[Website and app data records]
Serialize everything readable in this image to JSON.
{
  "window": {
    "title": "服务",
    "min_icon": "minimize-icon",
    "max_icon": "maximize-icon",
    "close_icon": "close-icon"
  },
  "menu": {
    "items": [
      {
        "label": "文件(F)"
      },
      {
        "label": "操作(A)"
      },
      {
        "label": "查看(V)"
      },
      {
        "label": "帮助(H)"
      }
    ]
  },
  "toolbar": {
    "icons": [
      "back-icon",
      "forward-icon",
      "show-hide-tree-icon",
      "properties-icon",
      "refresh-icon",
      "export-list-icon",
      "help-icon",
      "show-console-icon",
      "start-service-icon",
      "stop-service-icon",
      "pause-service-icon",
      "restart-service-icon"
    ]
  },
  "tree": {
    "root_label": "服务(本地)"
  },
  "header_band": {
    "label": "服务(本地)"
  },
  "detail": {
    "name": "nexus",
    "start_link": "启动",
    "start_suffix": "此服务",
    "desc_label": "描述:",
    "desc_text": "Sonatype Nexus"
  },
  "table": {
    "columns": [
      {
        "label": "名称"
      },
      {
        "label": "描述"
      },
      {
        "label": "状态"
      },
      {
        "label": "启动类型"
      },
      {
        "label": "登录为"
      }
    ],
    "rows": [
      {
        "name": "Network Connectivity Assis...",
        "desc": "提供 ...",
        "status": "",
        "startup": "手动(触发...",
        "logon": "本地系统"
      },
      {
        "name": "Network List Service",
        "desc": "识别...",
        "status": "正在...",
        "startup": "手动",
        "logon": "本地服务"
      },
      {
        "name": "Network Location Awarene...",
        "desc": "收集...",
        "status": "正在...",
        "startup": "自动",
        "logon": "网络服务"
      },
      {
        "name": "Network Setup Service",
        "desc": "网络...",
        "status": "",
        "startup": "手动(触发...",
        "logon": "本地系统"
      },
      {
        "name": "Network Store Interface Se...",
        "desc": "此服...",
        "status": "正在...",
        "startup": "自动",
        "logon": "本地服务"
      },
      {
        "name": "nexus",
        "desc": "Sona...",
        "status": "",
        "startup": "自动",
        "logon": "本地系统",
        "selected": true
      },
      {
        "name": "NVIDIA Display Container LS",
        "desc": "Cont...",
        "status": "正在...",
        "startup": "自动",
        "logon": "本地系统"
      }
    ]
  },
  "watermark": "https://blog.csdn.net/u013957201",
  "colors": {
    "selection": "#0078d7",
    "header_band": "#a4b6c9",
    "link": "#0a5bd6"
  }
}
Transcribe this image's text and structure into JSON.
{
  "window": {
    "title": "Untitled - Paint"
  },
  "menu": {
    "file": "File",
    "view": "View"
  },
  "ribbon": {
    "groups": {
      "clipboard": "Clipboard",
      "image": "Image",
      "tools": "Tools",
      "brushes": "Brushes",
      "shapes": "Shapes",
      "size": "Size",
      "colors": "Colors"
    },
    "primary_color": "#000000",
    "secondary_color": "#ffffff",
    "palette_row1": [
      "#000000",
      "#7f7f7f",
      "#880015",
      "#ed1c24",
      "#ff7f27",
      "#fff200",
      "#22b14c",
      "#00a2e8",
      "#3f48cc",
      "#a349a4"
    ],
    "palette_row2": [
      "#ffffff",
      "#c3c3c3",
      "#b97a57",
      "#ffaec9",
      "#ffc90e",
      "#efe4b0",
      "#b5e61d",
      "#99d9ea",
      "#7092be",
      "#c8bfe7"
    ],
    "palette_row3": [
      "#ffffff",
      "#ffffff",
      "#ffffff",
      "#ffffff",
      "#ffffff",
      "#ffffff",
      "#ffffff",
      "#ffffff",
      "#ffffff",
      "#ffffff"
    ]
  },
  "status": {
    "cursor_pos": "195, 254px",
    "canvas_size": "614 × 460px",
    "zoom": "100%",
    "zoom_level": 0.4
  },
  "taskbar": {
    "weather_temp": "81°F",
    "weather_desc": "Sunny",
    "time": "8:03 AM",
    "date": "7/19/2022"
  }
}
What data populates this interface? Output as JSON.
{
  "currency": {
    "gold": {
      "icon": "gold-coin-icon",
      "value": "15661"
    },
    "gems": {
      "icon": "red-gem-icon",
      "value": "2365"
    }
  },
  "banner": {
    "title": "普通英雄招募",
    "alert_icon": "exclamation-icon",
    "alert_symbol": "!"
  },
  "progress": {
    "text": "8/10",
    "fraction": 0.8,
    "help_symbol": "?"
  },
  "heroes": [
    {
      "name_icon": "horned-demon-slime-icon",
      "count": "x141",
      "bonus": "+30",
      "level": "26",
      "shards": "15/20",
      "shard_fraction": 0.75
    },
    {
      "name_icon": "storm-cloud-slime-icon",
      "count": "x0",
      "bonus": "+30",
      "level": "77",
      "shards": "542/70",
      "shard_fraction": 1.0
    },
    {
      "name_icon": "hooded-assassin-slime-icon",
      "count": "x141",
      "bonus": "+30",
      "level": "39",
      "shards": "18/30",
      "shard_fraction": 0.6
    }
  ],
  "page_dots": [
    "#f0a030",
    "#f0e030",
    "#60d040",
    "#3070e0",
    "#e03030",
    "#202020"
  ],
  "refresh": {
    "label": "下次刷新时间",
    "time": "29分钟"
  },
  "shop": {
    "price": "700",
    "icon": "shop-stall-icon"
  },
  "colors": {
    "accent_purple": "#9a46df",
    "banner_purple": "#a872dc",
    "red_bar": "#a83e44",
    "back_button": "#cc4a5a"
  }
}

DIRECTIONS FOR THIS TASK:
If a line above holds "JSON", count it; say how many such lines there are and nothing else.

EXERCISE RESULT:
3